> _EXCERPTED DATA_:
- - -
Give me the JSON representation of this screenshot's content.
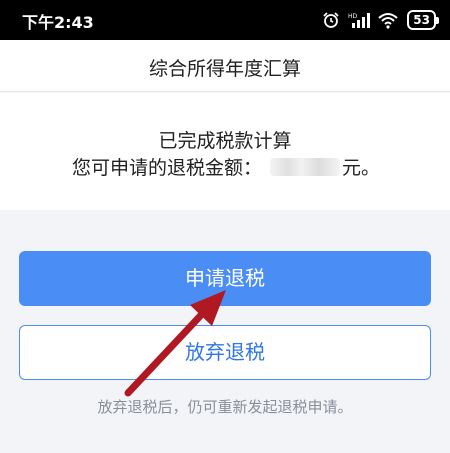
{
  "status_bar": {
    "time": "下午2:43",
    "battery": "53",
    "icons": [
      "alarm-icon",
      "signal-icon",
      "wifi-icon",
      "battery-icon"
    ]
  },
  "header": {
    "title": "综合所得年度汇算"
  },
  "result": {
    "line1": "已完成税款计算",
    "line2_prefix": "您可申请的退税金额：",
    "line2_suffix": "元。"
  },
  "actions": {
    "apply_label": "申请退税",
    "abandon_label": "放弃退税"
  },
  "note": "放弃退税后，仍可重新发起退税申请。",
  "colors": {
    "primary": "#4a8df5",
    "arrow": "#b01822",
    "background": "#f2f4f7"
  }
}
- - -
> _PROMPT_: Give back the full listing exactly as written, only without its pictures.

> _FINISHED EXERCISE_:
Give me the JSON representation of this screenshot's content.
{
  "status_bar": {
    "time": "下午2:43",
    "battery": "53",
    "icons": [
      "alarm-icon",
      "signal-icon",
      "wifi-icon",
      "battery-icon"
    ]
  },
  "header": {
    "title": "综合所得年度汇算"
  },
  "result": {
    "line1": "已完成税款计算",
    "line2_prefix": "您可申请的退税金额：",
    "line2_suffix": "元。"
  },
  "actions": {
    "apply_label": "申请退税",
    "abandon_label": "放弃退税"
  },
  "note": "放弃退税后，仍可重新发起退税申请。",
  "colors": {
    "primary": "#4a8df5",
    "arrow": "#b01822",
    "background": "#f2f4f7"
  }
}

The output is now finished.